Prompt - Please print the records below word for word.

Collection entries
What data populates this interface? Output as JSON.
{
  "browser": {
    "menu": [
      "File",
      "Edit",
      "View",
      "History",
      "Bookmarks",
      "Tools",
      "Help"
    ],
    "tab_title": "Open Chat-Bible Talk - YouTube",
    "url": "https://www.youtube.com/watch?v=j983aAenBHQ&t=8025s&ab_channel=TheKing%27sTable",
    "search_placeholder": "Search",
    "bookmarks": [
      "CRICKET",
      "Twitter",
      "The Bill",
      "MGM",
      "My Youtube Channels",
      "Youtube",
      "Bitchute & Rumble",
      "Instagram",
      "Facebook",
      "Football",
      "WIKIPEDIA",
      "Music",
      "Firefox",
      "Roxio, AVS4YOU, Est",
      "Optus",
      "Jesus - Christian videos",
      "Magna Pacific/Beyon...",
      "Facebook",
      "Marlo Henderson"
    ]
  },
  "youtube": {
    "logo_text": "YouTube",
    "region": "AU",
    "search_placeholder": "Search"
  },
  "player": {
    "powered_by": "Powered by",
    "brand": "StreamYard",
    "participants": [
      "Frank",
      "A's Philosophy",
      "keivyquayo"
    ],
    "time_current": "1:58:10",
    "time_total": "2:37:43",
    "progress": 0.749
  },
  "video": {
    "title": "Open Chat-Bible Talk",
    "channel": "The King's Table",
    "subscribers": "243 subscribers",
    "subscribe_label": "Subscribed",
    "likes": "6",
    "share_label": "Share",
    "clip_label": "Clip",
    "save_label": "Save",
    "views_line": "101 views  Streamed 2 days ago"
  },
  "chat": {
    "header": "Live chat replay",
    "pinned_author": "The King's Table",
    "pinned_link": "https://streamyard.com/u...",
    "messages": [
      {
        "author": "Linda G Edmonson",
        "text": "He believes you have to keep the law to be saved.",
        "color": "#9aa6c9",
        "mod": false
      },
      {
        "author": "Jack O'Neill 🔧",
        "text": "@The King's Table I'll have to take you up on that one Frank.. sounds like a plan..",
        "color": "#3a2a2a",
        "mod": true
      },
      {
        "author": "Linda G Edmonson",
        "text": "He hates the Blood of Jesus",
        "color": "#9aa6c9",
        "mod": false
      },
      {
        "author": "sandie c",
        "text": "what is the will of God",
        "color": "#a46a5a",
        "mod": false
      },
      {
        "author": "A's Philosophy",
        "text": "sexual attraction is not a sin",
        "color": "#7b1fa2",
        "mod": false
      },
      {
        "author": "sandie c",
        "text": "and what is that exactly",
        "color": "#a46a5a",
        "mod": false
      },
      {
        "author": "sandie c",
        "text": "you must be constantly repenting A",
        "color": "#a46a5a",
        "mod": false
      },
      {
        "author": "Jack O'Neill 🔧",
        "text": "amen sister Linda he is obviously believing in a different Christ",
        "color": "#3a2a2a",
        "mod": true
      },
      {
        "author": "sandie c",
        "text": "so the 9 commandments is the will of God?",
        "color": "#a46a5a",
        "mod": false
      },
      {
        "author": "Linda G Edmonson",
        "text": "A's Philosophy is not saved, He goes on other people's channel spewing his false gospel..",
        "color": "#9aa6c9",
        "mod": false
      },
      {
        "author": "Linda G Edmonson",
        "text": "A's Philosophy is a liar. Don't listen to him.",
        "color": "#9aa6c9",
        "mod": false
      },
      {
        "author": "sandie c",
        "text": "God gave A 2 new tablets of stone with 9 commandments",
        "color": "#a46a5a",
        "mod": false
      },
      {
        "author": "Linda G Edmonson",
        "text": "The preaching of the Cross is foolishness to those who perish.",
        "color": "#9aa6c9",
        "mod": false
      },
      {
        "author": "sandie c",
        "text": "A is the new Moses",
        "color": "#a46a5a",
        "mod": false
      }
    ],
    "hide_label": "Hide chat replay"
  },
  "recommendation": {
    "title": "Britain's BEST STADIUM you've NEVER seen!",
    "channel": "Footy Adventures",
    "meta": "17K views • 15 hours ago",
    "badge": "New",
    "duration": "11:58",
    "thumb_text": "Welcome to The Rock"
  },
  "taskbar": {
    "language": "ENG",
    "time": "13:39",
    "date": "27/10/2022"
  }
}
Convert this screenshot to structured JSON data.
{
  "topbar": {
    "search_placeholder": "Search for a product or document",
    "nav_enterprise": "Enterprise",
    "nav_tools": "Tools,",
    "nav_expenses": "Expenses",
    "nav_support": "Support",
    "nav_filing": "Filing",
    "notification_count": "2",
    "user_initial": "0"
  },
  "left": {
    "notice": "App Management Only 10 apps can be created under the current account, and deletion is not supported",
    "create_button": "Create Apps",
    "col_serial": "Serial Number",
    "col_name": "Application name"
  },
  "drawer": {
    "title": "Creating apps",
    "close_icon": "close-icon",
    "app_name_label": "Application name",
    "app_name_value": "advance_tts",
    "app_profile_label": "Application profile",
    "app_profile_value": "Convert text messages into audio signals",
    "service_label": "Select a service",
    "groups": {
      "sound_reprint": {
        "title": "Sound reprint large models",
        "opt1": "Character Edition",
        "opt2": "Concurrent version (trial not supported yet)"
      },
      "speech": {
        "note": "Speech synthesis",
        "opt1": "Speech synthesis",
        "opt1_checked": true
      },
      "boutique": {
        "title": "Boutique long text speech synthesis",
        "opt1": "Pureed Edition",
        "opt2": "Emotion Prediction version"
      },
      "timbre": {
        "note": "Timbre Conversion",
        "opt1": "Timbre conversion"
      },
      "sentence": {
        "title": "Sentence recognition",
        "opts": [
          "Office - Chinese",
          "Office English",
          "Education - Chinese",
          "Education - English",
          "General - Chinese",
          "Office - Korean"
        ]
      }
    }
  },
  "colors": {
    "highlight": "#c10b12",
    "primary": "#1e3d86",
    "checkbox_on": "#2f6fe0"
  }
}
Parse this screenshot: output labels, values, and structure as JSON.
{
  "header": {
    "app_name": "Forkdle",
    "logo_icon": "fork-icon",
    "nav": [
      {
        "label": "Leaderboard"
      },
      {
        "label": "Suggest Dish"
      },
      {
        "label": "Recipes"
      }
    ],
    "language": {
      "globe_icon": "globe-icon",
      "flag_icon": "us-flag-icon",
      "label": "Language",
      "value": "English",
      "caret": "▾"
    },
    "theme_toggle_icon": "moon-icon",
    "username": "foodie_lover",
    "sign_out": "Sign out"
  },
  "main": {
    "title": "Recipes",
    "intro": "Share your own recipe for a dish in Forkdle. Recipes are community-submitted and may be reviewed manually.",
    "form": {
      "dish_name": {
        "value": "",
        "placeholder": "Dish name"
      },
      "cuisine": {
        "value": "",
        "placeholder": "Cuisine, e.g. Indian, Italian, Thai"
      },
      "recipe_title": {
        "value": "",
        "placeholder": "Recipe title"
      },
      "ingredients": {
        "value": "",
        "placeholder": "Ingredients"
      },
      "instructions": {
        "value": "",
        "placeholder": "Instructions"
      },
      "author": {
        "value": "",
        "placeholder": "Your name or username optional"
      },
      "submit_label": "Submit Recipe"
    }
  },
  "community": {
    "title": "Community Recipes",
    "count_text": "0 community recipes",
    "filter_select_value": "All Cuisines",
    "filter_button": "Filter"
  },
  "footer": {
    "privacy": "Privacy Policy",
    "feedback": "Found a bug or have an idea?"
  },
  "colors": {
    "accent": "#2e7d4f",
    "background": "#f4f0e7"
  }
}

Answer section -
What data populates this interface? Output as JSON.
{
  "browser": {
    "menu": [
      "File",
      "Edit",
      "View",
      "History",
      "Bookmarks",
      "Tools",
      "Help"
    ],
    "tab_title": "Open Chat-Bible Talk - YouTube",
    "url": "https://www.youtube.com/watch?v=j983aAenBHQ&t=8025s&ab_channel=TheKing%27sTable",
    "search_placeholder": "Search",
    "bookmarks": [
      "CRICKET",
      "Twitter",
      "The Bill",
      "MGM",
      "My Youtube Channels",
      "Youtube",
      "Bitchute & Rumble",
      "Instagram",
      "Facebook",
      "Football",
      "WIKIPEDIA",
      "Music",
      "Firefox",
      "Roxio, AVS4YOU, Est",
      "Optus",
      "Jesus - Christian videos",
      "Magna Pacific/Beyon...",
      "Facebook",
      "Marlo Henderson"
    ]
  },
  "youtube": {
    "logo_text": "YouTube",
    "region": "AU",
    "search_placeholder": "Search"
  },
  "player": {
    "powered_by": "Powered by",
    "brand": "StreamYard",
    "participants": [
      "Frank",
      "A's Philosophy",
      "keivyquayo"
    ],
    "time_current": "1:58:10",
    "time_total": "2:37:43",
    "progress": 0.749
  },
  "video": {
    "title": "Open Chat-Bible Talk",
    "channel": "The King's Table",
    "subscribers": "243 subscribers",
    "subscribe_label": "Subscribed",
    "likes": "6",
    "share_label": "Share",
    "clip_label": "Clip",
    "save_label": "Save",
    "views_line": "101 views  Streamed 2 days ago"
  },
  "chat": {
    "header": "Live chat replay",
    "pinned_author": "The King's Table",
    "pinned_link": "https://streamyard.com/u...",
    "messages": [
      {
        "author": "Linda G Edmonson",
        "text": "He believes you have to keep the law to be saved.",
        "color": "#9aa6c9",
        "mod": false
      },
      {
        "author": "Jack O'Neill 🔧",
        "text": "@The King's Table I'll have to take you up on that one Frank.. sounds like a plan..",
        "color": "#3a2a2a",
        "mod": true
      },
      {
        "author": "Linda G Edmonson",
        "text": "He hates the Blood of Jesus",
        "color": "#9aa6c9",
        "mod": false
      },
      {
        "author": "sandie c",
        "text": "what is the will of God",
        "color": "#a46a5a",
        "mod": false
      },
      {
        "author": "A's Philosophy",
        "text": "sexual attraction is not a sin",
        "color": "#7b1fa2",
        "mod": false
      },
      {
        "author": "sandie c",
        "text": "and what is that exactly",
        "color": "#a46a5a",
        "mod": false
      },
      {
        "author": "sandie c",
        "text": "you must be constantly repenting A",
        "color": "#a46a5a",
        "mod": false
      },
      {
        "author": "Jack O'Neill 🔧",
        "text": "amen sister Linda he is obviously believing in a different Christ",
        "color": "#3a2a2a",
        "mod": true
      },
      {
        "author": "sandie c",
        "text": "so the 9 commandments is the will of God?",
        "color": "#a46a5a",
        "mod": false
      },
      {
        "author": "Linda G Edmonson",
        "text": "A's Philosophy is not saved, He goes on other people's channel spewing his false gospel..",
        "color": "#9aa6c9",
        "mod": false
      },
      {
        "author": "Linda G Edmonson",
        "text": "A's Philosophy is a liar. Don't listen to him.",
        "color": "#9aa6c9",
        "mod": false
      },
      {
        "author": "sandie c",
        "text": "God gave A 2 new tablets of stone with 9 commandments",
        "color": "#a46a5a",
        "mod": false
      },
      {
        "author": "Linda G Edmonson",
        "text": "The preaching of the Cross is foolishness to those who perish.",
        "color": "#9aa6c9",
        "mod": false
      },
      {
        "author": "sandie c",
        "text": "A is the new Moses",
        "color": "#a46a5a",
        "mod": false
      }
    ],
    "hide_label": "Hide chat replay"
  },
  "recommendation": {
    "title": "Britain's BEST STADIUM you've NEVER seen!",
    "channel": "Footy Adventures",
    "meta": "17K views • 15 hours ago",
    "badge": "New",
    "duration": "11:58",
    "thumb_text": "Welcome to The Rock"
  },
  "taskbar": {
    "language": "ENG",
    "time": "13:39",
    "date": "27/10/2022"
  }
}
Convert this screenshot to structured JSON data.
{
  "topbar": {
    "search_placeholder": "Search for a product or document",
    "nav_enterprise": "Enterprise",
    "nav_tools": "Tools,",
    "nav_expenses": "Expenses",
    "nav_support": "Support",
    "nav_filing": "Filing",
    "notification_count": "2",
    "user_initial": "0"
  },
  "left": {
    "notice": "App Management Only 10 apps can be created under the current account, and deletion is not supported",
    "create_button": "Create Apps",
    "col_serial": "Serial Number",
    "col_name": "Application name"
  },
  "drawer": {
    "title": "Creating apps",
    "close_icon": "close-icon",
    "app_name_label": "Application name",
    "app_name_value": "advance_tts",
    "app_profile_label": "Application profile",
    "app_profile_value": "Convert text messages into audio signals",
    "service_label": "Select a service",
    "groups": {
      "sound_reprint": {
        "title": "Sound reprint large models",
        "opt1": "Character Edition",
        "opt2": "Concurrent version (trial not supported yet)"
      },
      "speech": {
        "note": "Speech synthesis",
        "opt1": "Speech synthesis",
        "opt1_checked": true
      },
      "boutique": {
        "title": "Boutique long text speech synthesis",
        "opt1": "Pureed Edition",
        "opt2": "Emotion Prediction version"
      },
      "timbre": {
        "note": "Timbre Conversion",
        "opt1": "Timbre conversion"
      },
      "sentence": {
        "title": "Sentence recognition",
        "opts": [
          "Office - Chinese",
          "Office English",
          "Education - Chinese",
          "Education - English",
          "General - Chinese",
          "Office - Korean"
        ]
      }
    }
  },
  "colors": {
    "highlight": "#c10b12",
    "primary": "#1e3d86",
    "checkbox_on": "#2f6fe0"
  }
}
Parse this screenshot: output labels, values, and structure as JSON.
{
  "header": {
    "app_name": "Forkdle",
    "logo_icon": "fork-icon",
    "nav": [
      {
        "label": "Leaderboard"
      },
      {
        "label": "Suggest Dish"
      },
      {
        "label": "Recipes"
      }
    ],
    "language": {
      "globe_icon": "globe-icon",
      "flag_icon": "us-flag-icon",
      "label": "Language",
      "value": "English",
      "caret": "▾"
    },
    "theme_toggle_icon": "moon-icon",
    "username": "foodie_lover",
    "sign_out": "Sign out"
  },
  "main": {
    "title": "Recipes",
    "intro": "Share your own recipe for a dish in Forkdle. Recipes are community-submitted and may be reviewed manually.",
    "form": {
      "dish_name": {
        "value": "",
        "placeholder": "Dish name"
      },
      "cuisine": {
        "value": "",
        "placeholder": "Cuisine, e.g. Indian, Italian, Thai"
      },
      "recipe_title": {
        "value": "",
        "placeholder": "Recipe title"
      },
      "ingredients": {
        "value": "",
        "placeholder": "Ingredients"
      },
      "instructions": {
        "value": "",
        "placeholder": "Instructions"
      },
      "author": {
        "value": "",
        "placeholder": "Your name or username optional"
      },
      "submit_label": "Submit Recipe"
    }
  },
  "community": {
    "title": "Community Recipes",
    "count_text": "0 community recipes",
    "filter_select_value": "All Cuisines",
    "filter_button": "Filter"
  },
  "footer": {
    "privacy": "Privacy Policy",
    "feedback": "Found a bug or have an idea?"
  },
  "colors": {
    "accent": "#2e7d4f",
    "background": "#f4f0e7"
  }
}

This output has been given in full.